======== RECORDED DATA

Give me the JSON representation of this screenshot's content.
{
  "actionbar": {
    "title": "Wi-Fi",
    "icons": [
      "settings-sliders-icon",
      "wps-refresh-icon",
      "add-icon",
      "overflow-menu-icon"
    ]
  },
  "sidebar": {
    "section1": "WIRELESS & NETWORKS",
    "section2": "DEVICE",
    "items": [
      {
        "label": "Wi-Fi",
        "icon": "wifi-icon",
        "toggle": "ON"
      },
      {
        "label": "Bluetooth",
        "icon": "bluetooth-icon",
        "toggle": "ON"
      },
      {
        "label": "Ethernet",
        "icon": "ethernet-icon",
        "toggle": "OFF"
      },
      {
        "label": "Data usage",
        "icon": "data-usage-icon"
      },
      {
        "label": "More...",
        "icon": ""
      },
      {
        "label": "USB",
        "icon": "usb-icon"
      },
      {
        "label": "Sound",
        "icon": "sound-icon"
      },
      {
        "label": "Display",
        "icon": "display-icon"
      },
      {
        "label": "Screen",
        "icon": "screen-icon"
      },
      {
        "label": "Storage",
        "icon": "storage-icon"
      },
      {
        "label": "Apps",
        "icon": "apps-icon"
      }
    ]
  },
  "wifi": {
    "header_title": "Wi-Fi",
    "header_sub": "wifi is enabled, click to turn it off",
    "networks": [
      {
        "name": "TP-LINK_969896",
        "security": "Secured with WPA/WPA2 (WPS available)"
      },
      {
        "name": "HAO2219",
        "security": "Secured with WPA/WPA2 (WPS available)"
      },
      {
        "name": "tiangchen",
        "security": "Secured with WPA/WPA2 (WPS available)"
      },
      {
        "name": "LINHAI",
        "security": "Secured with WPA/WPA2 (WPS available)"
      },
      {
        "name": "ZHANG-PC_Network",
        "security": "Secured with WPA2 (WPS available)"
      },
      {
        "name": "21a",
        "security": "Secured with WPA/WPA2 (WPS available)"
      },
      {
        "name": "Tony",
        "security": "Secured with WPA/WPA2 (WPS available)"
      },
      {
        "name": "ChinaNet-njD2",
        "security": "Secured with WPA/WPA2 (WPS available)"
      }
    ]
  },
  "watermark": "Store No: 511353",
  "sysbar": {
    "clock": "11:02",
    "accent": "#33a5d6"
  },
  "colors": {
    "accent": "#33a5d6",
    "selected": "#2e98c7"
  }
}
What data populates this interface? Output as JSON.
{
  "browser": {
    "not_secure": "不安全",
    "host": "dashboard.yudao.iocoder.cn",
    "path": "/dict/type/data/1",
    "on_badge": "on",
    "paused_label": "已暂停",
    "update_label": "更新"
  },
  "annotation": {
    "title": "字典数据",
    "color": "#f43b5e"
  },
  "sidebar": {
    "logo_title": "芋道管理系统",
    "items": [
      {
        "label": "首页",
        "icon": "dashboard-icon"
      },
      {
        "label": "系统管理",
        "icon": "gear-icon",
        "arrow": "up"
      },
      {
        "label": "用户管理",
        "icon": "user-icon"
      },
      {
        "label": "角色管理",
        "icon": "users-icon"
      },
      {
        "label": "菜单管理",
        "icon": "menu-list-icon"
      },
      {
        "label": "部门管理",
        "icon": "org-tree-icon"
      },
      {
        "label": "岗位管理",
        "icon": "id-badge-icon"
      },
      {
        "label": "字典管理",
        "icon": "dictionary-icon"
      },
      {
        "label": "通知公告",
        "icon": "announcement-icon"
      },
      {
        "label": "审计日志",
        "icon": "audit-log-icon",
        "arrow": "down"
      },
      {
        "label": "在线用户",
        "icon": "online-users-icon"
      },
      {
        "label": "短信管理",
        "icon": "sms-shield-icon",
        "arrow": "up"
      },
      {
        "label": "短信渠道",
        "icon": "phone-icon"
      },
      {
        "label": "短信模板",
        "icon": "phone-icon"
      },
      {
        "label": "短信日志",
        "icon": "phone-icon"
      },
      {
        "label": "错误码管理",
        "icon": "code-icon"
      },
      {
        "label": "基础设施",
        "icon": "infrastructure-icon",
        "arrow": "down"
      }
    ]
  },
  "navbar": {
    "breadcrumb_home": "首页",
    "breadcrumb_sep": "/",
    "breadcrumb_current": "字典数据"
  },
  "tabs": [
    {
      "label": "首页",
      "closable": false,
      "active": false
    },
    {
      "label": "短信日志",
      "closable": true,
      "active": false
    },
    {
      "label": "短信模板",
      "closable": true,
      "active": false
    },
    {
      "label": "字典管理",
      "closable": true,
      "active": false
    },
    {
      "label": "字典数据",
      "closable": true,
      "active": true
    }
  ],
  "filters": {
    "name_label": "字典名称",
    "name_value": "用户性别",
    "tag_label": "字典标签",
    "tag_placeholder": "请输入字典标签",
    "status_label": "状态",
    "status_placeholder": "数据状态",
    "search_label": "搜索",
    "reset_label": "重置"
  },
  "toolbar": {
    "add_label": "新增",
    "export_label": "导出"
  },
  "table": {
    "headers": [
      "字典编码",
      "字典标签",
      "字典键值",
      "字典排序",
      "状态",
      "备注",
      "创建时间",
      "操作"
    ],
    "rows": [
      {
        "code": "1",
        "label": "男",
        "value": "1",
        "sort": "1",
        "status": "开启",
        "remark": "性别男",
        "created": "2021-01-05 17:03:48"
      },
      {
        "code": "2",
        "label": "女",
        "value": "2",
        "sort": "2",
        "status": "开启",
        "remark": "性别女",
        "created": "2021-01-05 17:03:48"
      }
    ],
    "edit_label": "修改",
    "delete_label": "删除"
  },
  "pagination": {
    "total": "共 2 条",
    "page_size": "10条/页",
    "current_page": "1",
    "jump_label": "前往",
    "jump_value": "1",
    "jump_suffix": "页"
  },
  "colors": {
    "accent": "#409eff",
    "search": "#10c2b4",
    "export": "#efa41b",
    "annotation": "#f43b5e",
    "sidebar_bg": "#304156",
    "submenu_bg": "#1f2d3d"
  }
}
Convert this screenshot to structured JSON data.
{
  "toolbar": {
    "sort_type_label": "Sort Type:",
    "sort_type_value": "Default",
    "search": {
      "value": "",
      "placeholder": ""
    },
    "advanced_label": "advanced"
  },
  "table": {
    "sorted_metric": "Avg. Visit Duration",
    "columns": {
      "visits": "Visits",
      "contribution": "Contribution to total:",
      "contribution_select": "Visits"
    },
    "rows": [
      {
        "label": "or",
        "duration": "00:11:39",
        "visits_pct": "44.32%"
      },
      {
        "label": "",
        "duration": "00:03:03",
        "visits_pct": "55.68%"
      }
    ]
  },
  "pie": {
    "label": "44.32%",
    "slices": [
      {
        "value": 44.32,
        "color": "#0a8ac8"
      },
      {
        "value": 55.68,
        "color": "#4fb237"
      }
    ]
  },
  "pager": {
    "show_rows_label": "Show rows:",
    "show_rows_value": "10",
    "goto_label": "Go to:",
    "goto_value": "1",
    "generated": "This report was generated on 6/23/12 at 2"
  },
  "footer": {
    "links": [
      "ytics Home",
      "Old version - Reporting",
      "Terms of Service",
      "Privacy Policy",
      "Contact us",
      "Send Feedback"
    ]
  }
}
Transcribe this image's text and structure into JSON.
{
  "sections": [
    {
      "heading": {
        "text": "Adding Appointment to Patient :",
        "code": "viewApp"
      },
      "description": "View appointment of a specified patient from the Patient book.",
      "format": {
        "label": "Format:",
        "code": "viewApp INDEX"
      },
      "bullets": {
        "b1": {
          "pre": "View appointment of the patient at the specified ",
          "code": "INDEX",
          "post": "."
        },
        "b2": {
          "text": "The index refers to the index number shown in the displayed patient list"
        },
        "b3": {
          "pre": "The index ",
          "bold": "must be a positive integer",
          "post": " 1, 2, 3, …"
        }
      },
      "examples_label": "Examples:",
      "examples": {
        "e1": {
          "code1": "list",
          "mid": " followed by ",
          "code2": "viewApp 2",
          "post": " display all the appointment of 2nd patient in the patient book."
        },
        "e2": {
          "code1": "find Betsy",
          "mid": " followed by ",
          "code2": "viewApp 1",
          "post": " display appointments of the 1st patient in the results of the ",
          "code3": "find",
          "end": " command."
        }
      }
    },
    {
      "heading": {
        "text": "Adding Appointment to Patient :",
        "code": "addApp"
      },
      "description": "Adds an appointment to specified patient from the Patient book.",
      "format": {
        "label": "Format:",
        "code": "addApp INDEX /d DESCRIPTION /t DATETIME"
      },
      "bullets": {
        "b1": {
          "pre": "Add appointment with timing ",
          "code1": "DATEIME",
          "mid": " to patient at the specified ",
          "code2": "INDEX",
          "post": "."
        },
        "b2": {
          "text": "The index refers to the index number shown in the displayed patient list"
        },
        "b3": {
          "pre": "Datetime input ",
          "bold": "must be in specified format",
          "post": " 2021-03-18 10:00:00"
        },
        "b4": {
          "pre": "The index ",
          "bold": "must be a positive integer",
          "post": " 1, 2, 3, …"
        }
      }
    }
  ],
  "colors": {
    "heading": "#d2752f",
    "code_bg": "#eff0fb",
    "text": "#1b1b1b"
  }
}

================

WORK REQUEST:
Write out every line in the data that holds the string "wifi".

ANSWER AREA:
        "icon": "wifi-icon",
  "wifi": {
    "header_sub": "wifi is enabled, click to turn it off",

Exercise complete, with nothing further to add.